“Accumulating a coin” or “accumulating nuns”: Processing semantic vs. conceptual violations

Barbara Kaup & Claudia Maienborn (University of Tübingen)

The talk is concerned with the distinction between semantic and conceptual knowledge. In a first experiment the final word of a sentence (e.g., sour) was processed more slowly when it brought about a semantic compared to a conceptual violation (These clocks were sour vs. These bananas were sour.). However, similar differences were observed when the respective word pairs (e.g., clocks – sour vs. bananas – sour) were presented in a word priming experiment, suggesting that the results may reflect differences in lexical associations instead of differences in the type of knowledge that is being violated. In our talk we will discuss several alternative ways to empirically investigate the distinction between semantic and conceptual knowledge.
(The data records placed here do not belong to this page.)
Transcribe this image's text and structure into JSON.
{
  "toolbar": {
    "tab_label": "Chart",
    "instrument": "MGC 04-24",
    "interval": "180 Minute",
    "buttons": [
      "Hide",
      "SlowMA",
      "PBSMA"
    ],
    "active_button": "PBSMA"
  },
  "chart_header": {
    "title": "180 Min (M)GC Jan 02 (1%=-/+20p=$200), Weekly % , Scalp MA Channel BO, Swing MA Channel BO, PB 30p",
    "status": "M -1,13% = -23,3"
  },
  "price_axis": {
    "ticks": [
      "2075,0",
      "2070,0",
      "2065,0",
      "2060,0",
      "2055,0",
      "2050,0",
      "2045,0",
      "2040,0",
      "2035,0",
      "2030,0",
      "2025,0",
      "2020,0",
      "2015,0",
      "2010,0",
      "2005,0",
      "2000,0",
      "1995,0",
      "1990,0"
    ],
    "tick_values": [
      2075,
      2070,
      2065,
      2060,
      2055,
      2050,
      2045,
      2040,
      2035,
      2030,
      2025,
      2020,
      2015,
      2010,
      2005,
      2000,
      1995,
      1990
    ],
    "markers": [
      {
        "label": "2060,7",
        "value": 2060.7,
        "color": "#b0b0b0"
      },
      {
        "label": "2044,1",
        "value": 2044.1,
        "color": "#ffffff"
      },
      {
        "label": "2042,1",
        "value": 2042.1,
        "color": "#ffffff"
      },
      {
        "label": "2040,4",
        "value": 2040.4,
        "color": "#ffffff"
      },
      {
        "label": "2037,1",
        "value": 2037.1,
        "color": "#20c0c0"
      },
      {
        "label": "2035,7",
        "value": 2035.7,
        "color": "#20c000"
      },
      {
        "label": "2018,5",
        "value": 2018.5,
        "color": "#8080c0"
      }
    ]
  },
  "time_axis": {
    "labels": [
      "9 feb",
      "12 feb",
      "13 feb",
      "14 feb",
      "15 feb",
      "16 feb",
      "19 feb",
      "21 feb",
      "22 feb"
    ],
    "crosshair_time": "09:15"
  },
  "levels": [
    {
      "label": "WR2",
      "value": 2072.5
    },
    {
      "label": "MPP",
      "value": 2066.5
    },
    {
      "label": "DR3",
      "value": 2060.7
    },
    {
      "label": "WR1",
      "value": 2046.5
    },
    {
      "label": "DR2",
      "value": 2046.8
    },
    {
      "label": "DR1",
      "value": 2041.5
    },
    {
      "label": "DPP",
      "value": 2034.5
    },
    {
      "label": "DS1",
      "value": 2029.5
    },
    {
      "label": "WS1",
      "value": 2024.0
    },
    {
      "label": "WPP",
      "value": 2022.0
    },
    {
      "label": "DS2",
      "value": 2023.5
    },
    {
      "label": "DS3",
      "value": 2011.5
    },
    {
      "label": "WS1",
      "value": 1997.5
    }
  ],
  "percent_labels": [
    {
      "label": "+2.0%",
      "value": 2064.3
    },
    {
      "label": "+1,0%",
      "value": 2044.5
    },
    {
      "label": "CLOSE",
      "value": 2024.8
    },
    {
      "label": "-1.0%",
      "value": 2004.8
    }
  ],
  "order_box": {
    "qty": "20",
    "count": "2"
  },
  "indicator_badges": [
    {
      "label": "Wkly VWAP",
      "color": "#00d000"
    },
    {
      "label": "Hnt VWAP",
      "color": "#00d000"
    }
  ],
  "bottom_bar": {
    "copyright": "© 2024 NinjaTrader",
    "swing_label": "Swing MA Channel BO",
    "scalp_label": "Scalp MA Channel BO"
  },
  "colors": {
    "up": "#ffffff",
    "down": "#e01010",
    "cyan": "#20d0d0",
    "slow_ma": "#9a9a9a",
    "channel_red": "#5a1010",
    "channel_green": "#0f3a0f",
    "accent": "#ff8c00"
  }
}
Asher, N. (2011). Lexical meaning in context. A web of words. Cambridge: Cambridge University Press.

Dobel, C., Junghöfer, M., Klauke, B., Breitenstein, C., Pantev, C., Knecht, S. & Zwitserlood, P. (2010). New names for known things: On the association of novel word forms with existing semantic information. Journal of Cognitive Neuroscience, 22, 1251-1261.

Hagoort, P. et al. (2004). Integration of word meaning and world knowledge in Language Comprehension. Science, 304, 438-441.

Hirschfeld, G., Zwitserlood, P. & Dobel, C. (2010). Effects of language comprehension on visual processing - MEG dissociates early perceptual and late N400 effects. Brain and Language, 116, 91-96.

Keuper, K. Zwanzger, P., Zwitserlood, P. & Dobel, C. (subm). How “hate” and “love” differ from “sleep”: Using combined EEG/MEG data and realistic head-modelling to reveal the sources of early cortical responses to emotional words.

Pylkkänen, L., Oliveri, B. & Smart, A.J. (2009). Semantics vs. world knowledge in prefontal cortex. Language and Cognitive Processes, 24, 1313-1334.

Vigliocco, G. & Vinson, D. P. (2007). Semantic representation. In M. G. Gaskell (Ed.), The Oxford Handbook of Psycholinguistics (pp. 195-215). Oxford: Oxford University Press.